The Grudge 2 (2006) / Horror-Mystery
MPAA Rated: PG-13 for disturbing images, violence, some sensuality, and language
Running Time: 95 min.
Cast: Amber Tamblyn, Edison Chen, Arielle Kebbel, Jennifer Beals, Teresa Palmer, Sarah Michelle Gellar, Misako Uno, Sarah Roemer, Matthew Knight, Joanna Cassidy, Jenna Dewan
Director: Takashi Shimizu
Screenplay: Stephen Susco (based (sort of) on the movie, "Ju-On: The Grudge", by Takashi Shimizu)
Review published October 22, 2006
Before the first American remake of Ju-On was released in 2003, I would often be heard referring to it as "The Drudgery", describing what a chore it would be to sit through another vacuous horror mood piece. It turned out not to be such drudgery after all, although I must admit, I was more amused by the screaming idiots in the audience than I was entertained by anything I saw on the screen. I won't be as kind to this dull, redundant sequel, which spends less than five minutes of its total running length actually adding some new wrinkle to the original story, while spending the remainder merely regurgitating it.
Like the first film, there are several storylines told somewhat out of continuity, but which end up converging at certain points late in the film. The primary plot revolves around the Aubrey (Tamblyn. The Ring), the sister of the protagonist from the first film, Karen (Gellar, Scooby-Doo 2), who wants to get to the bottom of how to stop the curse started in that house in Japan that affects anyone who dares enter it. The rage and deaths seem to have spread beyond the house, as similar events are occurring in an apartment complex in Chicago, as well as to three American schoolgirls who venture into the house on a dare, only to be terrorized by the crazed woman and young boy who once took up residence there.

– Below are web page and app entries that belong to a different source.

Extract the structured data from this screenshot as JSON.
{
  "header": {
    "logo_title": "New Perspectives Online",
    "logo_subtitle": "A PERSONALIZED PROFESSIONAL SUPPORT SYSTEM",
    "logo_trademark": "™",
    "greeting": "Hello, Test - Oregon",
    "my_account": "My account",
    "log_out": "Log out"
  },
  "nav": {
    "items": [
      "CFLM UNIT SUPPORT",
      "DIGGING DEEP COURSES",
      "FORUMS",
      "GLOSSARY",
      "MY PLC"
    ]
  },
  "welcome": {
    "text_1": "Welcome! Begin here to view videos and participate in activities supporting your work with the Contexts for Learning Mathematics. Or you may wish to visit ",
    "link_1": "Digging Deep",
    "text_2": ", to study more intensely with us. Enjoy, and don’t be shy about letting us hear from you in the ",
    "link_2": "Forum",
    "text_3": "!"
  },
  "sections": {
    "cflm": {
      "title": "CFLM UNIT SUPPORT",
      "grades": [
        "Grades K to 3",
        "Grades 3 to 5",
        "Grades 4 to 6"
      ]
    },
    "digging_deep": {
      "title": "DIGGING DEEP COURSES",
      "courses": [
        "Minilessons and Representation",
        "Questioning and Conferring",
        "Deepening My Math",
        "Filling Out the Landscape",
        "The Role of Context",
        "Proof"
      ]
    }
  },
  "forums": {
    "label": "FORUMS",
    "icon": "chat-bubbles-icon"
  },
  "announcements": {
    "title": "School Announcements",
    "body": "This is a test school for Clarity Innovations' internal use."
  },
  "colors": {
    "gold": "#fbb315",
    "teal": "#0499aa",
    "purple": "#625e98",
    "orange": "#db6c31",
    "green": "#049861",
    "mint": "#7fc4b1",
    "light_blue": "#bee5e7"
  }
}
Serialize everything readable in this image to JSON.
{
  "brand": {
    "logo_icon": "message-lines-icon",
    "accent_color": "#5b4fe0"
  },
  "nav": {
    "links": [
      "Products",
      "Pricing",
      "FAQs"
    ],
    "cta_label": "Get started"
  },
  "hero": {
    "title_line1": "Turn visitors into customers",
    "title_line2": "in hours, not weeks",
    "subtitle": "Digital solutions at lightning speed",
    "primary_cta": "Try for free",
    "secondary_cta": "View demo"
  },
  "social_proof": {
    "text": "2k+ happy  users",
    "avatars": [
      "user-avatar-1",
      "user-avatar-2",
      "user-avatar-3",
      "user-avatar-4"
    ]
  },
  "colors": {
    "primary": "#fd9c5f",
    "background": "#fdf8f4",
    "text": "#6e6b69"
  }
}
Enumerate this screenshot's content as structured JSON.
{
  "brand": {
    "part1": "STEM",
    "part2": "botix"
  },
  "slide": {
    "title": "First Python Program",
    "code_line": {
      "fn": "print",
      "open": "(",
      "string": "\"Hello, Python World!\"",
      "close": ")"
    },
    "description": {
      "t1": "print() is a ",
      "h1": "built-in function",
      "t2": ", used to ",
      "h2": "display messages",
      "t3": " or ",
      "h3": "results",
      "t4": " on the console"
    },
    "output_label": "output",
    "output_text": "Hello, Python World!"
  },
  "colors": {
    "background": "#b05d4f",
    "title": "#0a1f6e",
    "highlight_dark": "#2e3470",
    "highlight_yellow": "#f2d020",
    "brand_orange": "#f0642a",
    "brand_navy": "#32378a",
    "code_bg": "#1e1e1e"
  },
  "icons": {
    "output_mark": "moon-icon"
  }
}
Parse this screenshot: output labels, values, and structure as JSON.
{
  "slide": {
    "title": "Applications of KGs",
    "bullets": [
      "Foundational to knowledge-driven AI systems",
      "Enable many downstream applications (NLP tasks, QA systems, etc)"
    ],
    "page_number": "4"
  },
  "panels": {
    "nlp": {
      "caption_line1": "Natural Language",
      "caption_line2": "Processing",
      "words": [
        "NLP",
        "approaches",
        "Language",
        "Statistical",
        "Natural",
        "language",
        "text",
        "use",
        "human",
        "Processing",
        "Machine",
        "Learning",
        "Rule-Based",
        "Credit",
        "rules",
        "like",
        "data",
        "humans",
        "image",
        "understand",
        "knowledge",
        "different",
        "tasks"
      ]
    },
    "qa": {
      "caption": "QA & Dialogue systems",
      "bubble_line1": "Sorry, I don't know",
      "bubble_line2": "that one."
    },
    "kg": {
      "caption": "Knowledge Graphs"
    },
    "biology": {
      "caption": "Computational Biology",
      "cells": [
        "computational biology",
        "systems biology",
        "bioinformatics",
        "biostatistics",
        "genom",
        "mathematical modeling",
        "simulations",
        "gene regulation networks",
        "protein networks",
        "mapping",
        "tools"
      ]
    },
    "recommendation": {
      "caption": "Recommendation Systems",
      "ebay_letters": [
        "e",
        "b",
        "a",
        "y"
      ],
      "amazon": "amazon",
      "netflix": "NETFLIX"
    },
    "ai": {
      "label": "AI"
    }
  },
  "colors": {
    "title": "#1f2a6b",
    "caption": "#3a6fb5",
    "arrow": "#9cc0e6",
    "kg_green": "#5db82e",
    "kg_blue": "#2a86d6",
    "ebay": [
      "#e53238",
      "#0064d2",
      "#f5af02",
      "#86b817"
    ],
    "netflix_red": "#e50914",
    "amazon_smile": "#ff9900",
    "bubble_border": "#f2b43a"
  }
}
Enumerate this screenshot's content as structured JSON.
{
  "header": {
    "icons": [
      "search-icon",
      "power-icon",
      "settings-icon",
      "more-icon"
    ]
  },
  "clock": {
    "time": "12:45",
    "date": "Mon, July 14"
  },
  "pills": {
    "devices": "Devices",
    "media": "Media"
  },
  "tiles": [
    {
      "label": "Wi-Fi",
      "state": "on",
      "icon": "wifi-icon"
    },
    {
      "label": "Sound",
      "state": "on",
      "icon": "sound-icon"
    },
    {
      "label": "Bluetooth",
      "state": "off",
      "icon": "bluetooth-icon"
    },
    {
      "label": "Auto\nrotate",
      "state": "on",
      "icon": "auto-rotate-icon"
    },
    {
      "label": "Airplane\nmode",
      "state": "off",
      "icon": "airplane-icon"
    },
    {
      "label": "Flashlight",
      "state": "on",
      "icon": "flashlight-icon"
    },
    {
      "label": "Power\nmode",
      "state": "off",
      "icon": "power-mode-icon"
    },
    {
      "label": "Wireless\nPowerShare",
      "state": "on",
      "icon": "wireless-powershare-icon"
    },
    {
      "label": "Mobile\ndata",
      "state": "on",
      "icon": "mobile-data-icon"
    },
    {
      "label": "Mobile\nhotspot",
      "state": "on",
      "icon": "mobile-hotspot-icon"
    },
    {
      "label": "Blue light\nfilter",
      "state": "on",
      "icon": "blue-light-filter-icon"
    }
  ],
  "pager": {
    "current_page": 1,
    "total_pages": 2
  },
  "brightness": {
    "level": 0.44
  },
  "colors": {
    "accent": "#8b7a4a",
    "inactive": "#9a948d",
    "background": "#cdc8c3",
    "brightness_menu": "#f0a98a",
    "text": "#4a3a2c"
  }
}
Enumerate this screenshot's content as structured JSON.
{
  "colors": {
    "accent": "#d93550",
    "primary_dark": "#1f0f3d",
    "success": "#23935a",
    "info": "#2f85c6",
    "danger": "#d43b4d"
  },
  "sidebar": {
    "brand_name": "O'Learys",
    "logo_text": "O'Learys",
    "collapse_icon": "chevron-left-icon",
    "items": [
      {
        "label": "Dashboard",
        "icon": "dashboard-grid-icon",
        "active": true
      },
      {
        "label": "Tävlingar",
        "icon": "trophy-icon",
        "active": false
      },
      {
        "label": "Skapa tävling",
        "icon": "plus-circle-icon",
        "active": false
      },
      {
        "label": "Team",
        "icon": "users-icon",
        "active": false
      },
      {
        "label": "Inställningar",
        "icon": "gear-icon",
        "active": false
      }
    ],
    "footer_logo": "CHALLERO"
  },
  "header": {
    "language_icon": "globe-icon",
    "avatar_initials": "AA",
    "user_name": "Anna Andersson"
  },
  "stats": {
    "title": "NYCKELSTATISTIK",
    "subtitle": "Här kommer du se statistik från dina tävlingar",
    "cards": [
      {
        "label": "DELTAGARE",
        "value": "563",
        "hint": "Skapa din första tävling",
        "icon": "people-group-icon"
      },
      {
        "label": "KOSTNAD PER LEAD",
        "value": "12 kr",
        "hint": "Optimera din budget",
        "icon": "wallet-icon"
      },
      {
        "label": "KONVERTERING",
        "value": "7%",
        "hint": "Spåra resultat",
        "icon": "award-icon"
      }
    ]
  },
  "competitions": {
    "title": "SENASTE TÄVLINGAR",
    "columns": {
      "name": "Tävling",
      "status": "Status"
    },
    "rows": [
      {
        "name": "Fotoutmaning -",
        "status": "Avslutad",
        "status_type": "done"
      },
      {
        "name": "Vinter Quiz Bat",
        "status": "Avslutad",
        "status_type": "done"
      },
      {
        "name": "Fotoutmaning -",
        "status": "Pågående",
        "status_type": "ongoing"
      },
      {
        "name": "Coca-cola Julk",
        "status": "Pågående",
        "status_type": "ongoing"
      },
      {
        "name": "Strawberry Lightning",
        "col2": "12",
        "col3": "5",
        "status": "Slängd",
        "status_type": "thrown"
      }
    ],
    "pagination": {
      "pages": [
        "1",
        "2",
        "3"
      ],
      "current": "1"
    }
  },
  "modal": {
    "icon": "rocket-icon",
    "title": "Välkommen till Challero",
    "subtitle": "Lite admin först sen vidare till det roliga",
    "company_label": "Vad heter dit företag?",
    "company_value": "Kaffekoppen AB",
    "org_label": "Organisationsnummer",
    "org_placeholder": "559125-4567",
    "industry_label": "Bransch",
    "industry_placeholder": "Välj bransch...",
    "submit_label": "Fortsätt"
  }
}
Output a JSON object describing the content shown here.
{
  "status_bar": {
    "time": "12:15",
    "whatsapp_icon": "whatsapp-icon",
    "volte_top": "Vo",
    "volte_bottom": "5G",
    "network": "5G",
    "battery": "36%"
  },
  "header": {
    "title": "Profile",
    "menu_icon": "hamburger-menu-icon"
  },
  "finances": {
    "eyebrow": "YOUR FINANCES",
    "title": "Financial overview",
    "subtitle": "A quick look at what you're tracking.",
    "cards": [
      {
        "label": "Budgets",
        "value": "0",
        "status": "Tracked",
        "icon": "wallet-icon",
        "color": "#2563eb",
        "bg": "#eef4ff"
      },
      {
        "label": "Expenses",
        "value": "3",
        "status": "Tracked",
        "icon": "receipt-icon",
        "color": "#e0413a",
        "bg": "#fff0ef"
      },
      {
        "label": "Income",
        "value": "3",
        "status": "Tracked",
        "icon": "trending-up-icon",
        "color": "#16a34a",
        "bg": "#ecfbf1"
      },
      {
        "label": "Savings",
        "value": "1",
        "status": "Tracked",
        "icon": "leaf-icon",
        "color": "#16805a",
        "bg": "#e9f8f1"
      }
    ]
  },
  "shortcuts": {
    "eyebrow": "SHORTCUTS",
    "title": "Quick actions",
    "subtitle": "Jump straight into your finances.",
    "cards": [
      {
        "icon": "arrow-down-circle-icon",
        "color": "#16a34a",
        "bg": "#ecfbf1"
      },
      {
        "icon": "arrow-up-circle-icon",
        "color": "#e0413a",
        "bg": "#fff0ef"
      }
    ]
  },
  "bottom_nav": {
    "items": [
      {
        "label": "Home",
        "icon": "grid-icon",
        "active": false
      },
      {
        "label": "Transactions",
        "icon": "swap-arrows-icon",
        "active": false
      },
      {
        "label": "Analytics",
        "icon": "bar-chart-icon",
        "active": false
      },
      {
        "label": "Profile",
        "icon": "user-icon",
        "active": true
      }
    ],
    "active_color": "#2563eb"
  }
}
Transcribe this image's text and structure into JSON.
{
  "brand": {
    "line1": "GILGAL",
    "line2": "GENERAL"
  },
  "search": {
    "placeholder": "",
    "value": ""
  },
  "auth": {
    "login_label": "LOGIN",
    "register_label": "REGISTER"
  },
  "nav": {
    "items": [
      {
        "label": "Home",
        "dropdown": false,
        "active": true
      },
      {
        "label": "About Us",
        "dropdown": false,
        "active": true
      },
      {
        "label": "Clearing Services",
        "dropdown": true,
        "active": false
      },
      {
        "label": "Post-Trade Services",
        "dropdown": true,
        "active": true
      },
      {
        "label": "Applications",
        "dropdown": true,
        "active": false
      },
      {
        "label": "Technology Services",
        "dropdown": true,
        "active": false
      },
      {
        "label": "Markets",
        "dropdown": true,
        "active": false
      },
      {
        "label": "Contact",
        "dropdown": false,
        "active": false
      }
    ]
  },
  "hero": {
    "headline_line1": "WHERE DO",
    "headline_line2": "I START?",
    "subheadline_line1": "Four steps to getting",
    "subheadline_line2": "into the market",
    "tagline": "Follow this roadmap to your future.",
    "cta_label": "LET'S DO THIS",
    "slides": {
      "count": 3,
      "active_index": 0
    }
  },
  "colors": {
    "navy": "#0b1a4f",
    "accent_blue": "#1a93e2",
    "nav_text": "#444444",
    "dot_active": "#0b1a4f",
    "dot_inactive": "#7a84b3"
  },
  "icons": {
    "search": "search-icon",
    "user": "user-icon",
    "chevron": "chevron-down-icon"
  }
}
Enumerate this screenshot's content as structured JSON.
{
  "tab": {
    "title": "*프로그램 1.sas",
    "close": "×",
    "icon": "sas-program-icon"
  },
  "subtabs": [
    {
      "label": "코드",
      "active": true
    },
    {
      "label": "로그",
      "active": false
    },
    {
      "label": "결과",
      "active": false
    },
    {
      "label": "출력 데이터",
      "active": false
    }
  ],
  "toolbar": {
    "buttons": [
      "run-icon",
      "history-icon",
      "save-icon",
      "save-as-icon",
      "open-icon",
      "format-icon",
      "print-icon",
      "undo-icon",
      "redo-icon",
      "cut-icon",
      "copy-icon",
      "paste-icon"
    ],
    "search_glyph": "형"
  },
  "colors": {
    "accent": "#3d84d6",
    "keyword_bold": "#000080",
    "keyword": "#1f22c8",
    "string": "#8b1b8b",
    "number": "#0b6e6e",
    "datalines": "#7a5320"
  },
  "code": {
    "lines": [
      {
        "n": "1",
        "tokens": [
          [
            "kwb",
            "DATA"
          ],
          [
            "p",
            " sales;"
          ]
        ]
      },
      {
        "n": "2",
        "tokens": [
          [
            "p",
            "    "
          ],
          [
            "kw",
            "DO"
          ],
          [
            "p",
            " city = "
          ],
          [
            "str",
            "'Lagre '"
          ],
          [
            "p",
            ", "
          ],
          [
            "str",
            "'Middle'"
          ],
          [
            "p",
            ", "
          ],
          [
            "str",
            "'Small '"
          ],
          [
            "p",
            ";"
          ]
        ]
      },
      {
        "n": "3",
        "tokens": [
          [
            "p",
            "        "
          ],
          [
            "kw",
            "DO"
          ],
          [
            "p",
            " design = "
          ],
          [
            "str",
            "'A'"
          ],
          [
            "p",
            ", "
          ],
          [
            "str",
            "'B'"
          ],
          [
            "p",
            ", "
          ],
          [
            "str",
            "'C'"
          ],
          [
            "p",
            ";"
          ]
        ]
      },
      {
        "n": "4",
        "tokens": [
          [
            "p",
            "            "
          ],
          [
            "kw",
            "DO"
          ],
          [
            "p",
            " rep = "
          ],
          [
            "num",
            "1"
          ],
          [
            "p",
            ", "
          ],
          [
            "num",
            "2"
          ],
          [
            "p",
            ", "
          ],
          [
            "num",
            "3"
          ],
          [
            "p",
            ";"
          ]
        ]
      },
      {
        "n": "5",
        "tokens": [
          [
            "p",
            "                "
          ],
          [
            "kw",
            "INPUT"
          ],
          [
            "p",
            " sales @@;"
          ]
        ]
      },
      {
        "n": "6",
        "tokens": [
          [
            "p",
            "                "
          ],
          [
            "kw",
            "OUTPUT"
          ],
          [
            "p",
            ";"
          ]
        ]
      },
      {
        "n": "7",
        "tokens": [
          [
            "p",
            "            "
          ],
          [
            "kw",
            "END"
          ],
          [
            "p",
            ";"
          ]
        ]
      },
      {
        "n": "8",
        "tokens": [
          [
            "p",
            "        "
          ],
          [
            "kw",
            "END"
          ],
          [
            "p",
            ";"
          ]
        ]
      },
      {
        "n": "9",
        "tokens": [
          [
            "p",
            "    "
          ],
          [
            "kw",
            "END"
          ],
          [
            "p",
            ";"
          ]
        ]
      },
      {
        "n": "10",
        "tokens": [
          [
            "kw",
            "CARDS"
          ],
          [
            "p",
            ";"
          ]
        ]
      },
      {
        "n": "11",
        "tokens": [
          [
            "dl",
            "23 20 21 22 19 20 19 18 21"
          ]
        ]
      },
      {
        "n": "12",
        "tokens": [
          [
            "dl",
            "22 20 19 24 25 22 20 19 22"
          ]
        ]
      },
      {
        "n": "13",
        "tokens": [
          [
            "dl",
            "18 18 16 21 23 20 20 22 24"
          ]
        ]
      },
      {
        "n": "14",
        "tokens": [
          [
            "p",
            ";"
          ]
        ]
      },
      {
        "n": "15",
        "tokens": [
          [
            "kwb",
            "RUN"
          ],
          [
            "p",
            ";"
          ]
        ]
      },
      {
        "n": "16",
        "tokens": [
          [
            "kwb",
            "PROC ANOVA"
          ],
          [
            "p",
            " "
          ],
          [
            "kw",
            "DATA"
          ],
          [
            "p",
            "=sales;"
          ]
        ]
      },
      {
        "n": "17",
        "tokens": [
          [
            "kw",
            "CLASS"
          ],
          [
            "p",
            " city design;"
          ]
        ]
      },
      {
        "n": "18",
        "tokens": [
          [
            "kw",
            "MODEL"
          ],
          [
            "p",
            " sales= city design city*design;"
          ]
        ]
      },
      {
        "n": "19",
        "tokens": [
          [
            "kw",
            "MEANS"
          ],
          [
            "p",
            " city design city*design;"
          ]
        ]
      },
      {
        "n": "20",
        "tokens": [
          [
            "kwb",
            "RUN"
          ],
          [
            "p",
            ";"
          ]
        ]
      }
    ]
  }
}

This is the sixth time that director Takashi Shimizu has revisited this series (two Japanese TV films, the Japanese theatrical releases, and now the two Hollywood remakes), but it seems with each successive effort, his interest in the story wanes considerably. Perhaps he is bored by it all by now, or perhaps he just realizes that all people want is to be creeped out, because, outside of the ominous atmospheric elements and moments of booga-booga, there is barely an effort made to string together a legitimate story or some workable plot to keep us interested.
The scant storylines and bland characterizations just aren't enough for us to care one bit about any of them, so what we're left with is merely an exercise in creepy imagery and set-ups for a few jolts to get the young girls screaming in their theater seats. While the first film wasn't exactly a model of brilliantly developed narrative, this sequel offers nothing more than sensory stimuli, using sights and sounds to create the feeling of fright without giving us anything within the story to truly be frightened of. While the first film had a sense of newness on its side that made it somewhat effective as a straight-up shocker, we've seen all of the scary images in this sequel a few too many times to experience their original effect.
The Grudge 2 is only 95 minutes, but it plods along at an excruciatingly slow pace, padding out its sparse moments of dialogue at lengthy intervals. While Shimizu is still a master at setting up eerie scenes of tension, his talents would be far better served in something with a more substantial script. Without being able to care about the characters, all we are left to do is to wait for the deaths to finally come, and since most who watch this sequel will be fully expecting to see that which they've seen before, tedium results. It's hard to scream when your mouth is already engaged in the act of perpetual yawning.
©2006 Vince Leo